Commercial Underwriter Job Description: Top Duties and Requirements

A Commercial Underwriter, or Business Underwriter, evaluates an organization’s risk of insuring commercial applicants to ensure the company is making smart financial decisions and minimizing risk. Their main responsibilities include investigating commercial applicants and determining their risk level, deciding appropriate coverage amounts for applicants, and processing insurance applications.

Build a Job Description

Commercial Underwriter duties and responsibilities

Commercial Underwriters are primarily responsible for determining whether the organization should approve a new commercial client for insurance or if they’re too much of a risk. Some other duties and responsibilities include:

  • Investigate a client’s financial history
  • Analyze information in an insurance application to ensure it’s correct
  • Use relevant underwriting software
  • Evaluate the software’s recommendation and offer their own recommendation 
  • Create summary reports for clients and upper management
  • Develop comprehensive payment schedules and insurance agreements for clients
  • Identify and inform management of potential risks of insuring the client

What does a Commercial Underwriter do?

A Commercial Underwriter helps minimize financial risks related to commercial insurance. They don’t sell insurance, they just assess the risks that a client may present. A Commercial Underwriter will thoroughly analyze insurance applications by investigating the client’s financial history and personal information. 

After the investigation, Commercial Underwriters use their own knowledge and underwriting software to determine whether the client is too much of a risk. If they are, they must notify their supervisor, reject the application, and provide alternative options to the client. If the client isn’t too much of a risk, the Commercial Underwriter will decide the appropriate coverage amount and process the client’s insurance application, ensuring all information is correct.

Commercial Underwriter skills and qualifications

To do their job successfully, Commercial Underwriters should have strong analytical skills, allowing them to thoroughly and fairly decide whether an applicant is too much of a risk. Additionally, they should have prerequisite skills and qualifications including:

  • Knowledge of common underwriting software, such as Applied Epic or Applied Rater
  • Able to review client’s financial statements and history
  • Strong customer service skills
  • Knowledge of underwriting guidelines
  • Solid decision-making skills
  • Able to multi-task and prioritize tasks
  • Knowledge of insurance regulations 
  • Strong math and computer skills

Commercial Underwriter experience requirements

There are many entry-level positions available in underwriting, such as a Junior Underwriter or Assistant Underwriter that candidates can start in before moving up to Commercial Underwriter. Candidates with similar work experience, such as Insurance Brokers or Customer Service Representatives, bring good transferable experience to the role.
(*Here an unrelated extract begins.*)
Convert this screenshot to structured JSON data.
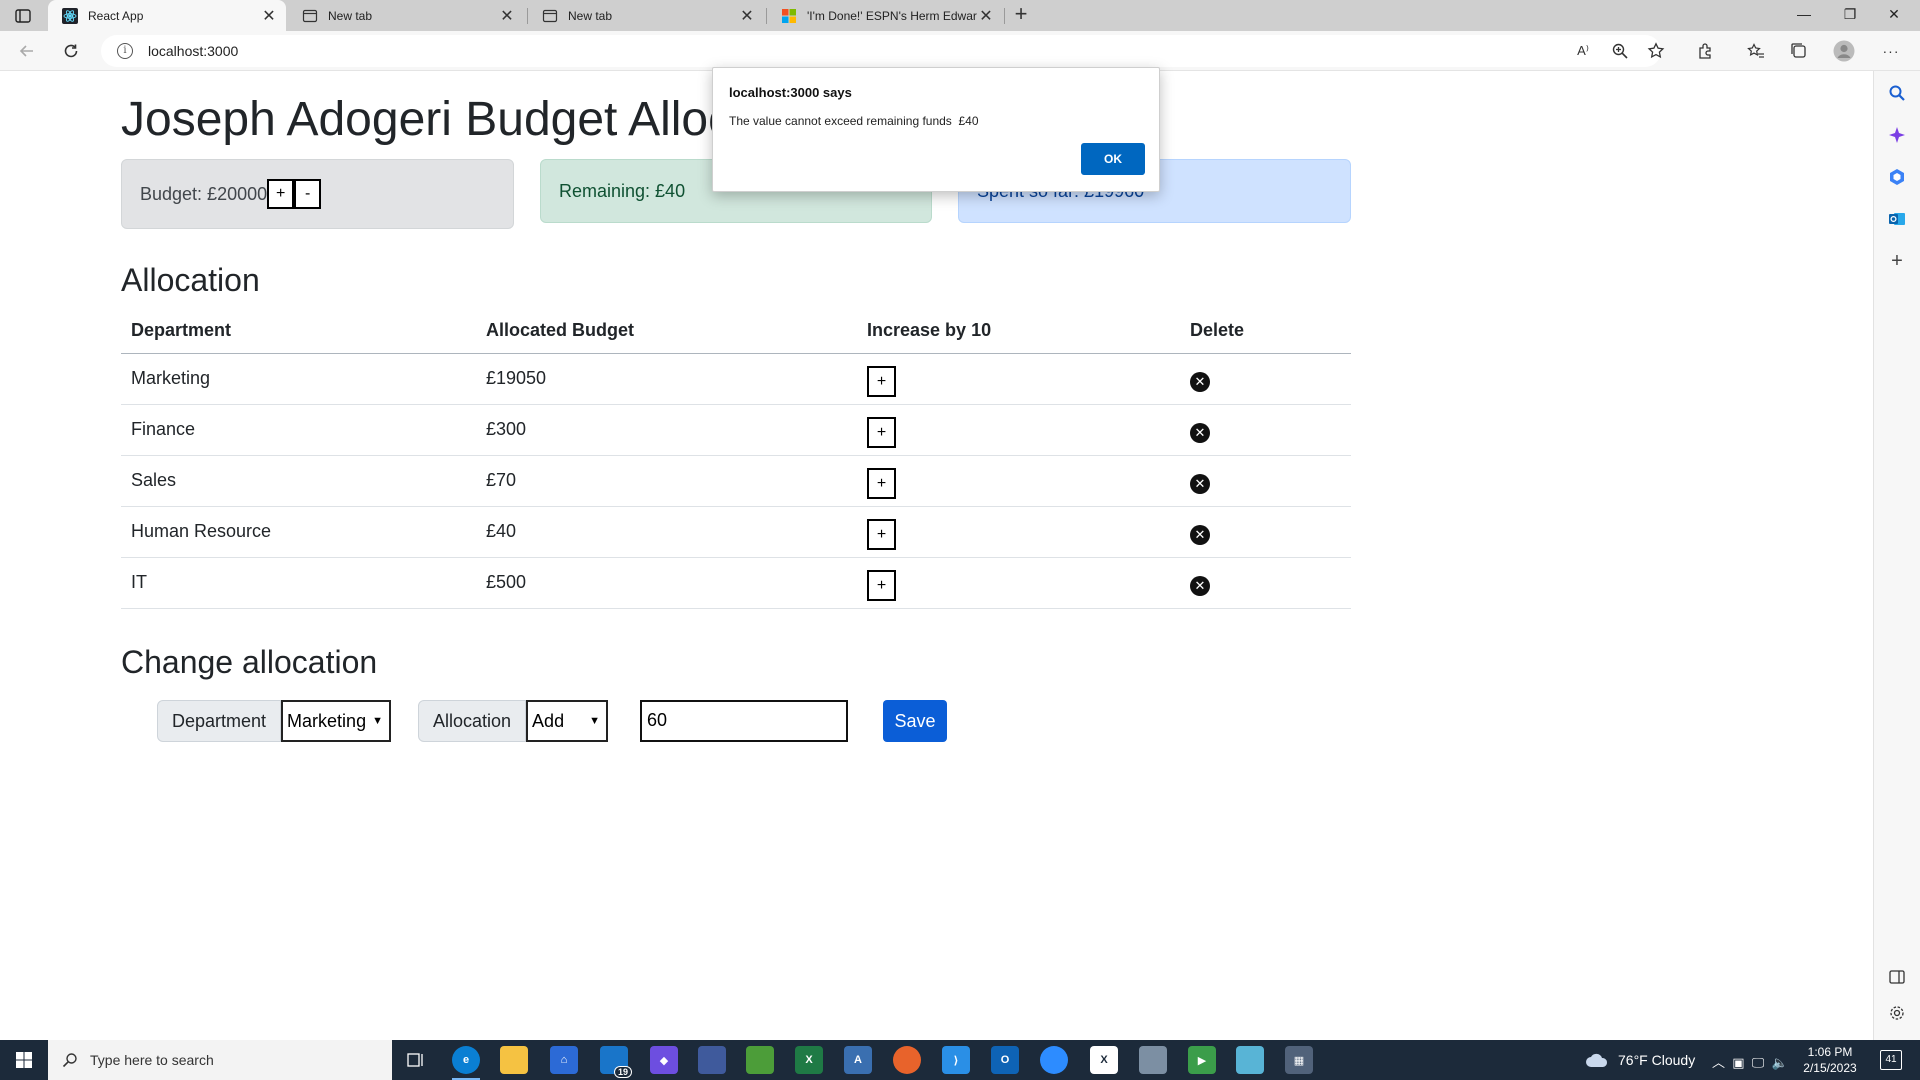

You may also consider hiring candidates with limited work experience and provide on-the-job training. 

Commercial Underwriter education and training requirements

There are no set education and training requirements for Commercial Underwriter candidates, as your company will have its own insurance policies that candidates need to learn. This means that you may want to hire candidates with a high school diploma or GED and provide on-the-job training. Alternatively, you may require candidates to have a college diploma or bachelor’s degree in a related field, such as finance, risk management, accounting, or insurance. There are also underwriting certification courses in Canada that you can require.

Commercial Underwriter salary expectations

According to Indeed Salaries, the average salary for a Commercial Underwriter in Canada is $56,104 per year. This salary varies based on the company, experience, and location.

Job description samples for similar positions

If this Commercial Underwriter job description sample isn’t quite what you’re looking for, take a look at some related job description samples:

Commercial Underwriter job description FAQs

What is the work environment of a Commercial Underwriter like?

Commercial Underwriters typically work in an office Monday to Friday. They may also have to visit commercial properties to assess them in person. Depending on the company, Commercial Underwriters have their own office or may share an office with other Underwriters, Underwriting Assistants, or Customer Service Representatives.

Who does a Commercial Underwriter work with?

Commercial Underwriters typically report to a Senior Underwriter and a Project Manager, Account Manager, or Account Executive. Depending on the size of the organization, they usually work with a team of Underwriters, Assistant Underwriters, or Junior Underwriters as well.

What is the difference between Insurance Brokers and Commercial Underwriters?

As both roles are common in the insurance industry, differentiating between them is important. An Insurance Broker sells various types of insurance for one company or several. They help new clients find the ideal insurance policy and help existing clients with filing or settling claims. Commercial Underwriters do not sell insurance, they represent an insurance company and assess whether new clients are too risky to offer insurance to.

What industries do Commercial Underwriters work in?

Commercial Underwriters work for any company that sells insurance, which means they typically work in the finance or insurance industry. They work for companies that sell various types of insurance, such as life or health insurance, but mainly focus on insurance for commercial properties. 

Job Description Examples

    *Indeed provides this information as a courtesy to users of this site. Please note that we are not your career or legal advisor, and none of the information provided herein guarantees a job offer.